As Utah Republicans Tim Bridgewater and John Swallow enter the last days before Tuesday’s primary, their race for the 2nd district GOP nomination looks a lot like it did in 2002.
They are close in the polls and spending the bulk of their war chests against each other, allowing Rep. Jim Matheson (D) to sit on his bulging kitty while awaiting the results of the slugfest.
In the most recent campaign finance reports, Swallow, a former state lawmaker, had spent almost $524,000 while Bridgewater, a venture capitalist, had shelled out about $209,000.
Matheson has spent about $278,000 this cycle but he still has almost $795,000 in the bank, compared to Swallow’s $220,000 and Bridgewater’s roughly $152,000.
National Republican Congressional Committee Chairman Tom Reynolds (R-N.Y.) recently lamented that Utah’s unique system has complicated fundraising for Republicans in their efforts to knock off Matheson, a perennial GOP target.
Utah has both party conventions and primaries.
“If I had a want and wish list, I would say to Utah, ‘Why don’t you either have a convention or a primary — not both — to speed up selecting nominees?” Reynolds said.
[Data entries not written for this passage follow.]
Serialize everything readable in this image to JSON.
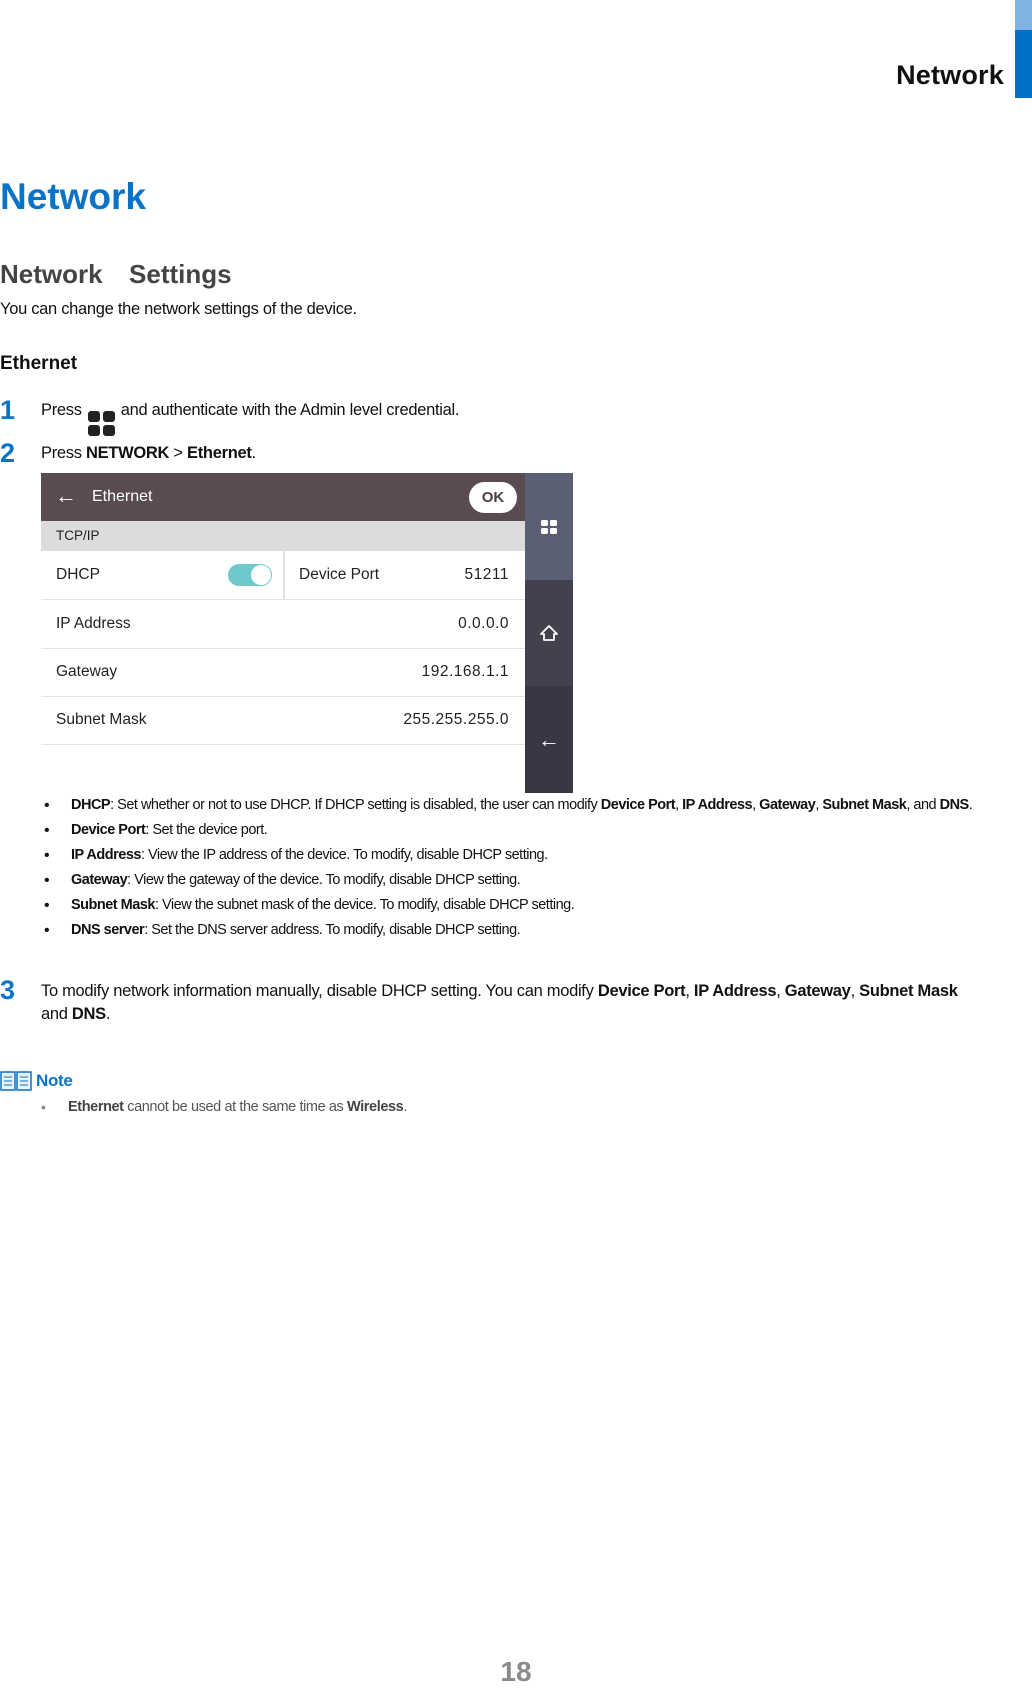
{
  "running_head": "Network",
  "title": "Network",
  "section": {
    "heading": "Network  Settings",
    "intro": "You can change the network settings of the device.",
    "subheading": "Ethernet"
  },
  "steps": [
    {
      "num": "1",
      "before": "Press",
      "icon": "menu-grid-icon",
      "after": "and authenticate with the Admin level credential."
    },
    {
      "num": "2",
      "prefix": "Press ",
      "b1": "NETWORK",
      "sep": " > ",
      "b2": "Ethernet",
      "suffix": "."
    },
    {
      "num": "3",
      "line1_text": "To modify network information manually, disable DHCP setting. You can modify ",
      "line1_b1": "Device Port",
      "line1_c1": ", ",
      "line1_b2": "IP Address",
      "line1_c2": ", ",
      "line1_b3": "Gateway",
      "line1_c3": ", ",
      "line1_b4": "Subnet Mask",
      "line2_text": "and ",
      "line2_b": "DNS",
      "line2_end": "."
    }
  ],
  "device": {
    "header_title": "Ethernet",
    "ok_label": "OK",
    "section_label": "TCP/IP",
    "dhcp_label": "DHCP",
    "dhcp_enabled": true,
    "device_port_label": "Device Port",
    "device_port_value": "51211",
    "rows": [
      {
        "label": "IP Address",
        "value": "0.0.0.0"
      },
      {
        "label": "Gateway",
        "value": "192.168.1.1"
      },
      {
        "label": "Subnet Mask",
        "value": "255.255.255.0"
      }
    ],
    "side_buttons": [
      "menu-grid-icon",
      "home-icon",
      "back-arrow-icon"
    ],
    "colors": {
      "header": "#5a4b50",
      "toggle": "#6fc8cc",
      "side_top": "#5a5f74",
      "side_mid": "#42424f",
      "side_bottom": "#3a3745"
    }
  },
  "bullets": [
    {
      "term": "DHCP",
      "text": ": Set whether or not to use DHCP. If DHCP setting is disabled, the user can modify ",
      "b1": "Device Port",
      "c1": ", ",
      "b2": "IP Address",
      "c2": ", ",
      "b3": "Gateway",
      "c3": ", ",
      "b4": "Subnet Mask",
      "c4": ", and ",
      "b5": "DNS",
      "c5": "."
    },
    {
      "term": "Device Port",
      "text": ": Set the device port."
    },
    {
      "term": "IP Address",
      "text": ": View the IP address of the device. To modify, disable DHCP setting."
    },
    {
      "term": "Gateway",
      "text": ": View the gateway of the device. To modify, disable DHCP setting."
    },
    {
      "term": "Subnet Mask",
      "text": ": View the subnet mask of the device. To modify, disable DHCP setting."
    },
    {
      "term": "DNS server",
      "text": ": Set the DNS server address. To modify, disable DHCP setting."
    }
  ],
  "note": {
    "label": "Note",
    "item_b1": "Ethernet",
    "item_text": " cannot be used at the same time as ",
    "item_b2": "Wireless",
    "item_end": "."
  },
  "page_number": "18",
  "colors": {
    "accent": "#0b73c6",
    "tab_light": "#7fb4e2"
  }
}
Experts have said the late selection process delayed the influx of critical money to 2002 GOP nominee Swallow and some Republicans believe that gave Matheson the edge.
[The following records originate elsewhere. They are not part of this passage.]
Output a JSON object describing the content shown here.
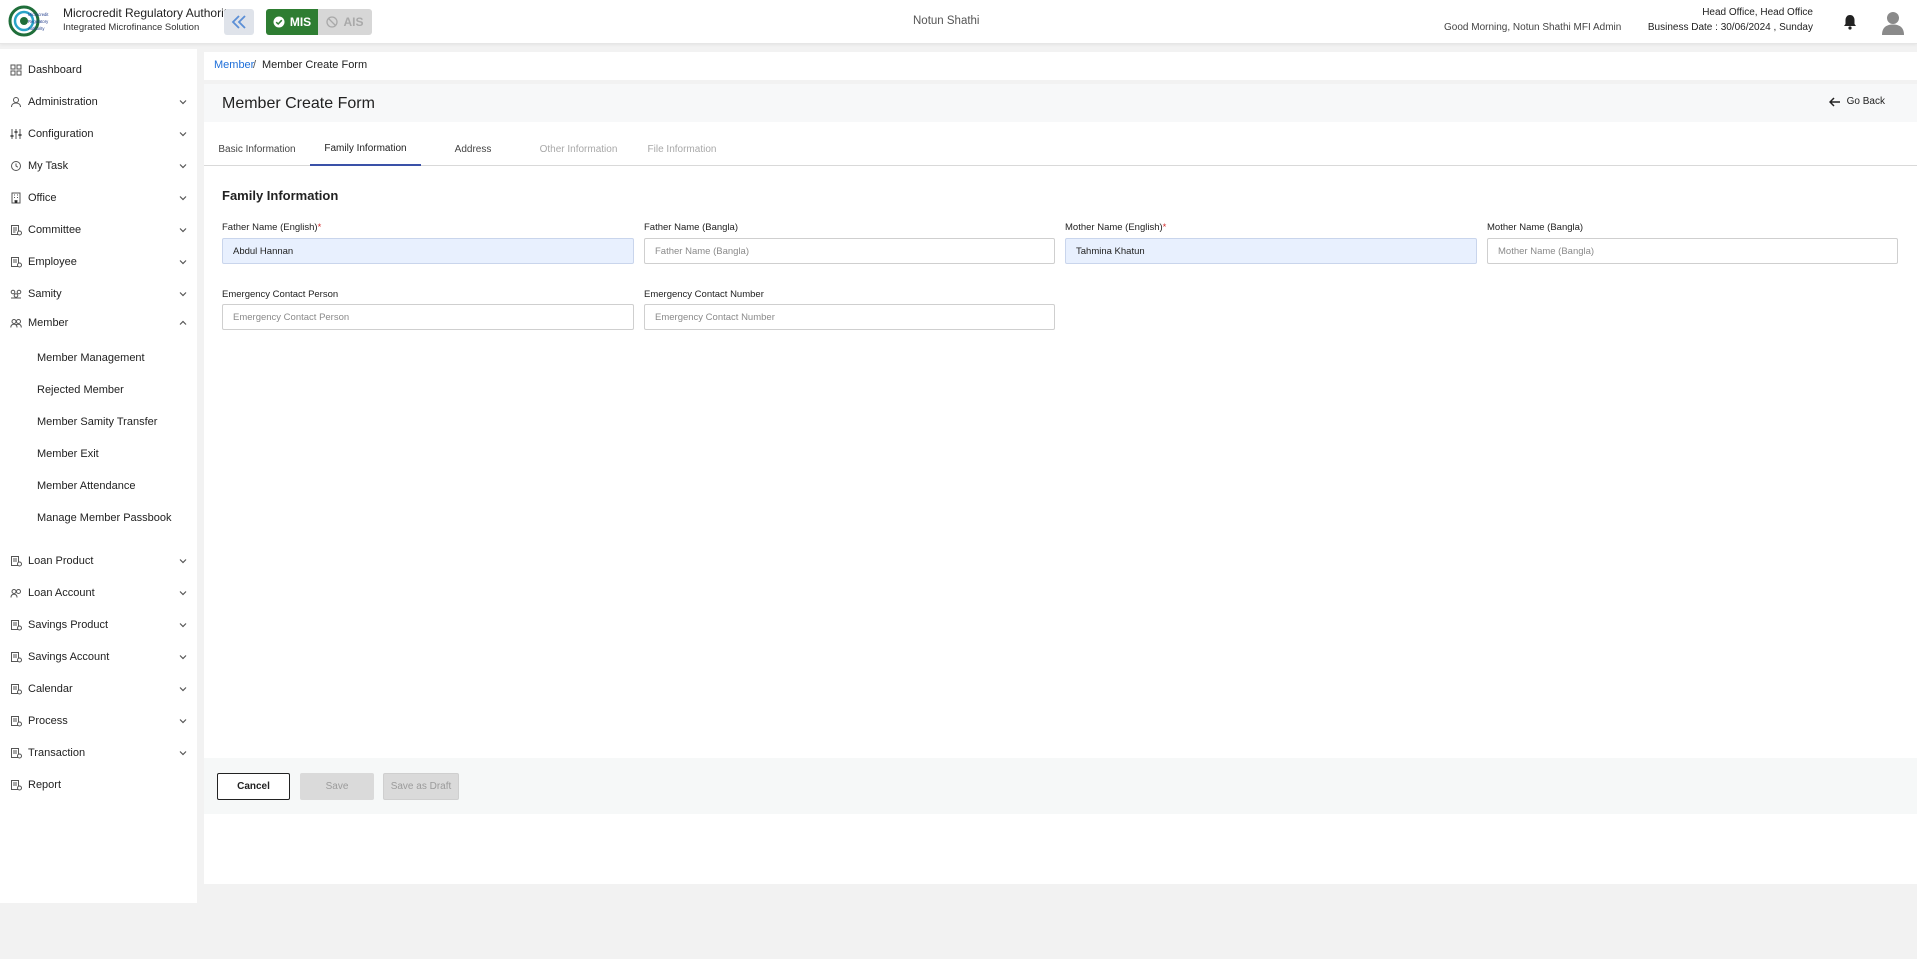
{
  "header": {
    "brand_title": "Microcredit Regulatory Authority",
    "brand_subtitle": "Integrated Microfinance Solution",
    "logo_text": [
      "Microcredit",
      "Regulatory",
      "Authority"
    ],
    "mis_label": "MIS",
    "ais_label": "AIS",
    "app_name": "Notun Shathi",
    "greeting": "Good Morning, Notun Shathi MFI Admin",
    "office": "Head Office, Head Office",
    "business_date": "Business Date : 30/06/2024 , Sunday",
    "colors": {
      "mis": "#2e7d32",
      "accent": "#1e6fd9"
    }
  },
  "sidebar": {
    "items": [
      {
        "label": "Dashboard",
        "icon": "grid-icon",
        "expandable": false
      },
      {
        "label": "Administration",
        "icon": "admin-icon",
        "expandable": true
      },
      {
        "label": "Configuration",
        "icon": "sliders-icon",
        "expandable": true
      },
      {
        "label": "My Task",
        "icon": "task-icon",
        "expandable": true
      },
      {
        "label": "Office",
        "icon": "office-icon",
        "expandable": true
      },
      {
        "label": "Committee",
        "icon": "committee-icon",
        "expandable": true
      },
      {
        "label": "Employee",
        "icon": "employee-icon",
        "expandable": true
      },
      {
        "label": "Samity",
        "icon": "samity-icon",
        "expandable": true
      },
      {
        "label": "Member",
        "icon": "member-icon",
        "expandable": true,
        "expanded": true
      },
      {
        "label": "Loan Product",
        "icon": "loan-product-icon",
        "expandable": true
      },
      {
        "label": "Loan Account",
        "icon": "loan-account-icon",
        "expandable": true
      },
      {
        "label": "Savings Product",
        "icon": "savings-product-icon",
        "expandable": true
      },
      {
        "label": "Savings Account",
        "icon": "savings-account-icon",
        "expandable": true
      },
      {
        "label": "Calendar",
        "icon": "calendar-icon",
        "expandable": true
      },
      {
        "label": "Process",
        "icon": "process-icon",
        "expandable": true
      },
      {
        "label": "Transaction",
        "icon": "transaction-icon",
        "expandable": true
      },
      {
        "label": "Report",
        "icon": "report-icon",
        "expandable": false
      }
    ],
    "member_subitems": [
      "Member Management",
      "Rejected Member",
      "Member Samity Transfer",
      "Member Exit",
      "Member Attendance",
      "Manage Member Passbook"
    ]
  },
  "breadcrumb": {
    "parent": "Member",
    "separator": "/",
    "current": "Member Create Form"
  },
  "page": {
    "title": "Member Create Form",
    "go_back": "Go Back"
  },
  "tabs": [
    {
      "label": "Basic Information",
      "state": "normal"
    },
    {
      "label": "Family Information",
      "state": "active"
    },
    {
      "label": "Address",
      "state": "normal"
    },
    {
      "label": "Other Information",
      "state": "disabled"
    },
    {
      "label": "File Information",
      "state": "disabled"
    }
  ],
  "form": {
    "section_title": "Family Information",
    "fields": {
      "father_en": {
        "label": "Father Name (English)",
        "required": true,
        "value": "Abdul Hannan",
        "placeholder": "Father Name (English)"
      },
      "father_bn": {
        "label": "Father Name (Bangla)",
        "required": false,
        "value": "",
        "placeholder": "Father Name (Bangla)"
      },
      "mother_en": {
        "label": "Mother Name (English)",
        "required": true,
        "value": "Tahmina Khatun",
        "placeholder": "Mother Name (English)"
      },
      "mother_bn": {
        "label": "Mother Name (Bangla)",
        "required": false,
        "value": "",
        "placeholder": "Mother Name (Bangla)"
      },
      "emergency_person": {
        "label": "Emergency Contact Person",
        "required": false,
        "value": "",
        "placeholder": "Emergency Contact Person"
      },
      "emergency_number": {
        "label": "Emergency Contact Number",
        "required": false,
        "value": "",
        "placeholder": "Emergency Contact Number"
      }
    },
    "required_mark": "*"
  },
  "actions": {
    "cancel": "Cancel",
    "save": "Save",
    "save_draft": "Save as Draft"
  }
}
Matheson won that election by about 1,900 votes.
Bo Harmon, spokesman for the NRCC, admitted that Bridgewater and Swallow have been locked in a “tough primary” but said Republicans should still be able to rally and win.
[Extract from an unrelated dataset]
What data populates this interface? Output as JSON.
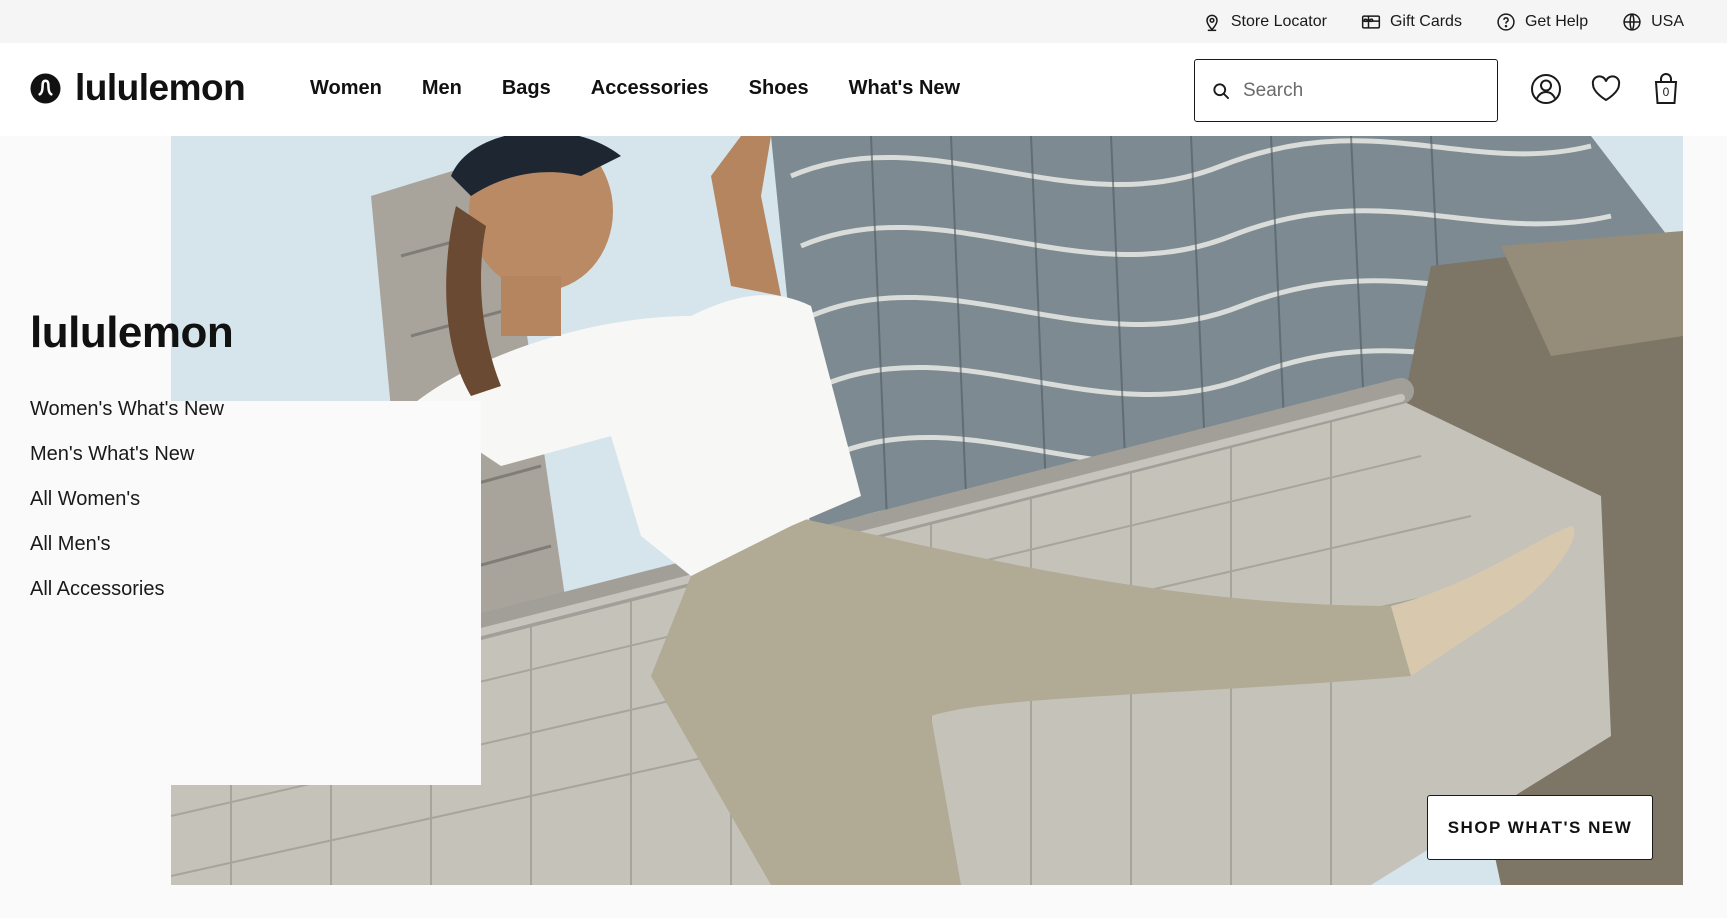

“It’s a heavily Republican district,” he said. “Whoever ends up with the nomination will have our full support.”
The district is 68 percent Republican and overwhelmingly supported President Bush in the 2000 presidential election.
Nonetheless, Matheson is in strong shape to win a third term, according to Kori Bernards, spokeswoman for the Democratic Congressional Campaign Committee.
A recent poll that found Matheson had a higher approval rating among Republicans than either GOP Reps. Rob Bishop or Chris Cannon.
“This is great news,” Bernards said.
According to the poll conducted for the Exoro Group, a Salt Lake City-based political consulting firm, by Salt Lake City-based Dan Jones & Associates, which has polled for Bridgewater in the past, 68 percent of Republican voters approved of the job Matheson was doing.
Bishop and Cannon both had 60 percent approval ratings.
“Matheson has done what he needs to win his district,” Bernards said. “Obviously he has a race before him but he has been tried and tested and we’re confident that he’ll win again.”
Harmon said Republicans will work hard to heal the rift in the Utah GOP that still exists after the 2002 election to make sure a Republican wins.
“His interests are split between what the people of Utah want and what his very liberal leadership wants,” Harmon said of Matheson. “The 2nd district would be better served by a Republican.”
The two Republicans again find themselves in a contentious primary because neither one could get 60 percent of GOP delegates behind him at last month’s convention.
Again this year Bridgewater edged out Swallow at the convention.
In 2002, Bridgewater bested Swallow and 11 other candidates at the convention only to then lose to 52-48 percent in the primary.
The latest survey, the one done on behalf of the Exoro Group, found Swallow leading Bridgewater 39 to 23 percent with 38 percent of respondents undecided.